New commitments from US and world leaders could be a step toward global solutions.
Two big announcements last week showed progress from US and world governments on addressing climate change. First, on November 11, the US and China agreed to a groundbreaking plan to address harmful greenhouse gas emissions from both countries. , “The landmark agreement … includes new targets for carbon emissions reductions by the United States and a first-ever commitment by China to stop its emissions from growing by 2030.”
Then, on November 14, President Obama announced that the US would contribute $3 billion to the Green Climate Fund—an international fund created to help the world’s poorest countries deal with the effects of climate change, which include droughts, floods, storms, and other extreme weather.
Why is it important?
Just a few weeks after hundreds of thousands of people marched in the streets of New York City to demand climate action, President Obama has taken unprecedented steps to address the issue, showing that he plans to make tackling climate change part of legacy.
Heather Coleman, Oxfam senior policy advisor on climate change, . “The Green Climate Fund pledge … is a bigger deal than it seems,” wrote Coleman. “The fund is key to unlocking political gridlock toward reaching a robust climate deal. [It] will put pressure on other large emitters, like Japan [and] the UK … to step up.”
How will this potentially change people’s lives?
The new agreement with China might be “Obama’s greatest contribution to the fight against global poverty,” . “Climate change is bad for everyone. But it’s particularly bad for the world’s poorest people.” The carbon footprint of the world’s one billion poorest people represents just 3 percent of the global total. Yet as climate change advances, poor communities are hardest hit.
Oxfam has been working with vulnerable communities around the globe to help people adapt to a shifting climate and become more resilient in the face of disasters.

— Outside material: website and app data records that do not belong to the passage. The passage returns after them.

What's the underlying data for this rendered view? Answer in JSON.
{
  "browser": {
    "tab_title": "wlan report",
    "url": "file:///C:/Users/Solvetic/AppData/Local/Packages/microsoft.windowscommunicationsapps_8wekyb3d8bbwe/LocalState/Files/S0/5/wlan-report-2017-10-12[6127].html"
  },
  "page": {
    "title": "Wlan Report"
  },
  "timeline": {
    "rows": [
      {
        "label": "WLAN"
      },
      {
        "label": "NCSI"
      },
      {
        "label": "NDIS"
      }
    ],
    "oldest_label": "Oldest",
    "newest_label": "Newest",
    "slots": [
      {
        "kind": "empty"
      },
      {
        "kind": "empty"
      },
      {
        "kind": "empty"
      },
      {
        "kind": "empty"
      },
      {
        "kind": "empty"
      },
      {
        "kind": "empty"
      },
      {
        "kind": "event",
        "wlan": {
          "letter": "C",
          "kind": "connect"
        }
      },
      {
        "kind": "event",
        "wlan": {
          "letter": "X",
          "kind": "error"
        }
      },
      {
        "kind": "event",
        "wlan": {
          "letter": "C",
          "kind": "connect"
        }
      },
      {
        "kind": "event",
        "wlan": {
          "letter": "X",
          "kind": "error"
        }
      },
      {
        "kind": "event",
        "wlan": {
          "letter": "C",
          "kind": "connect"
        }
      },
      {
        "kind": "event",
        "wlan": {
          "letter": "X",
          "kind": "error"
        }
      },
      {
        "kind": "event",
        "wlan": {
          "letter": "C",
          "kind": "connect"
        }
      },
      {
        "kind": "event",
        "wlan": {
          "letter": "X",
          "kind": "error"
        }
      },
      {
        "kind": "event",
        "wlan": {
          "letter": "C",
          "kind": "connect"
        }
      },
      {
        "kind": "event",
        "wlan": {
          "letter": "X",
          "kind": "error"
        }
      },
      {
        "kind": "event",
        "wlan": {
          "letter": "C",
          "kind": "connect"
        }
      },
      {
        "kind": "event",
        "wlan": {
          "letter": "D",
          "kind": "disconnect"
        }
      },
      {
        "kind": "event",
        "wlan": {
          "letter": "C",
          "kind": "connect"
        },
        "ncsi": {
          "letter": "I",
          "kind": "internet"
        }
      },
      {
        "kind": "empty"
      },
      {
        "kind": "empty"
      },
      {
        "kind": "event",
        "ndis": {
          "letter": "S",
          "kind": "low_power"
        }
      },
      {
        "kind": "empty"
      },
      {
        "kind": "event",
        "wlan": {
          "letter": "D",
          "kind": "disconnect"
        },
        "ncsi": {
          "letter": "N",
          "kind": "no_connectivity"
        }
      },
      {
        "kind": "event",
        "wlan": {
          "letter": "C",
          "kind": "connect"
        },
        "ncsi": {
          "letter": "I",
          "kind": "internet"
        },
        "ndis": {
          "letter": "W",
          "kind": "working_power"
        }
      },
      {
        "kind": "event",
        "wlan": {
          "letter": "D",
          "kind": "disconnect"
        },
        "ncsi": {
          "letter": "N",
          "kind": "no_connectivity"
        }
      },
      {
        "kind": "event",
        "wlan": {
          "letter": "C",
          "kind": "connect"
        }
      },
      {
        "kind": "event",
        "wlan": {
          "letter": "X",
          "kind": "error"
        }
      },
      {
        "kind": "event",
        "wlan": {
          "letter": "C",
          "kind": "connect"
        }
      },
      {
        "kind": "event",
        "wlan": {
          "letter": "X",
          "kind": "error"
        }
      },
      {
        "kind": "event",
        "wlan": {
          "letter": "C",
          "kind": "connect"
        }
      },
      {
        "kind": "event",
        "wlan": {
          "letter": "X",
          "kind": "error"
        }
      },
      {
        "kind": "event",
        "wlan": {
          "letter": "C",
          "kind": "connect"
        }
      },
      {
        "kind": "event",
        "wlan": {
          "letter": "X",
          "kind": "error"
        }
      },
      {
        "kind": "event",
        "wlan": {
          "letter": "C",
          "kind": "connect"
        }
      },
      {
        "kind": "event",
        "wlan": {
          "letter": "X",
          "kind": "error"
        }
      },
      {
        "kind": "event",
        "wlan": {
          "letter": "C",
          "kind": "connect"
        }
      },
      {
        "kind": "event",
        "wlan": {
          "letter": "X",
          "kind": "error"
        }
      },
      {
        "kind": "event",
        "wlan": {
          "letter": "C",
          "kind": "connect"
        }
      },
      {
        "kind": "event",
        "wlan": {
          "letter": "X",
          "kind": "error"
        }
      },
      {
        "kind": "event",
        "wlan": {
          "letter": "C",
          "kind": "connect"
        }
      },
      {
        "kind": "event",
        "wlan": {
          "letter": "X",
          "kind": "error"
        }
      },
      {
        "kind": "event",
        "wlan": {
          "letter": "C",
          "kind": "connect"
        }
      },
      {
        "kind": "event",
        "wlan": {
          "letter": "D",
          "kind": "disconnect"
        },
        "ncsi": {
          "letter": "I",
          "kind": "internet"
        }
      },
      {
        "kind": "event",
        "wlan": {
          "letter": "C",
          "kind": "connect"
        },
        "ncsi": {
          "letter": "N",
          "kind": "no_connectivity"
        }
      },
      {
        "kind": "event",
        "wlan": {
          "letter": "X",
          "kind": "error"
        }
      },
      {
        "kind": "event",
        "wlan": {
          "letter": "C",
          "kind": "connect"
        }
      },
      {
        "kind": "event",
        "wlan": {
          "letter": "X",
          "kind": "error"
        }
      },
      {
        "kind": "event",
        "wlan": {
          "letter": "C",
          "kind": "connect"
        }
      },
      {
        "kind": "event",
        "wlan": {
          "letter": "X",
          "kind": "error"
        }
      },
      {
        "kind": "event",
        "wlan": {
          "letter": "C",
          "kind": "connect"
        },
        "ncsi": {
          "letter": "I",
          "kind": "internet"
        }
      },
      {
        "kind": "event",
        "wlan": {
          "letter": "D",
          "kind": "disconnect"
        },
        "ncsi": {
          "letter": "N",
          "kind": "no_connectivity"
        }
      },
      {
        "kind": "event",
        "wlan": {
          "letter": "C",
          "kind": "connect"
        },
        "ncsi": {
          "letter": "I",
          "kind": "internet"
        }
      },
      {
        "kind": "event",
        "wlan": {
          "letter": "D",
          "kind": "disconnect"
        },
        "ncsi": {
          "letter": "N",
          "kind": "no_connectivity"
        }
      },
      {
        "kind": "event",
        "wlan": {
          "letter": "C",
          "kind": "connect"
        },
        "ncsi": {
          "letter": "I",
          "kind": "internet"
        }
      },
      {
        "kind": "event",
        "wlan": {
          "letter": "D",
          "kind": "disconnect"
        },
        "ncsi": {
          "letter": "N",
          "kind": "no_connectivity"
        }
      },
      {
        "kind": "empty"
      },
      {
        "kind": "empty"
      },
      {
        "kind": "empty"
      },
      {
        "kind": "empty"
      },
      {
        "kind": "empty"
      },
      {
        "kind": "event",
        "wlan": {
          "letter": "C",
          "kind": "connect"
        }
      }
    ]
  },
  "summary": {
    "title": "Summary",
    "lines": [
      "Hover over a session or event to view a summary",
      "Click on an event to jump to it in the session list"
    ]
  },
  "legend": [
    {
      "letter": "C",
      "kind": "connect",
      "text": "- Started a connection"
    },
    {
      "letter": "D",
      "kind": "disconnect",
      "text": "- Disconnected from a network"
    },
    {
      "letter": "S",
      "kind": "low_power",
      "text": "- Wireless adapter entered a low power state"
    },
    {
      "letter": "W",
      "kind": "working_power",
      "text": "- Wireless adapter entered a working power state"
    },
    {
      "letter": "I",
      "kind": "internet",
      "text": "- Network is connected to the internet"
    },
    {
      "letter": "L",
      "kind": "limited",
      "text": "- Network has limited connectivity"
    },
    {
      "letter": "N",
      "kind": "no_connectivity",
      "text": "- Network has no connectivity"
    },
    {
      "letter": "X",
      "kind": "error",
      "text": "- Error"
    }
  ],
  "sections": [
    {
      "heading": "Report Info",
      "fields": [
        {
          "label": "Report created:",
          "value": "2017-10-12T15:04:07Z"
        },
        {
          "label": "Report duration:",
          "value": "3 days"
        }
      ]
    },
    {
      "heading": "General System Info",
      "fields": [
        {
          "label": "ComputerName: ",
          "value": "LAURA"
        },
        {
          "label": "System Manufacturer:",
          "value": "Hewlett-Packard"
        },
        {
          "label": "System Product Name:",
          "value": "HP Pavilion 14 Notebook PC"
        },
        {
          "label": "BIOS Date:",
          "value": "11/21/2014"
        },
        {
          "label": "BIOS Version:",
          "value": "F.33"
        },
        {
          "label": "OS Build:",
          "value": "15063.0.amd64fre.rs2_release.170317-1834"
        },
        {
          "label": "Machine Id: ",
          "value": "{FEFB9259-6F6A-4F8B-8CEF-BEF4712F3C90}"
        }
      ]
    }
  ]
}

But as the effects of climate change become more severe, communities will need more resources if they’re going to fight back, which is why initiatives like the Green Climate Fund are so significant.
“We have already seen billions of dollars in damages, and thousands of lives lost to increasingly extreme and unpredictable weather from New Jersey to the Philippines,” said Coleman. “A $3 billion dollar US pledge to the Green Climate Fund would be an important show of American leadership to help the most vulnerable people in the world protect themselves.”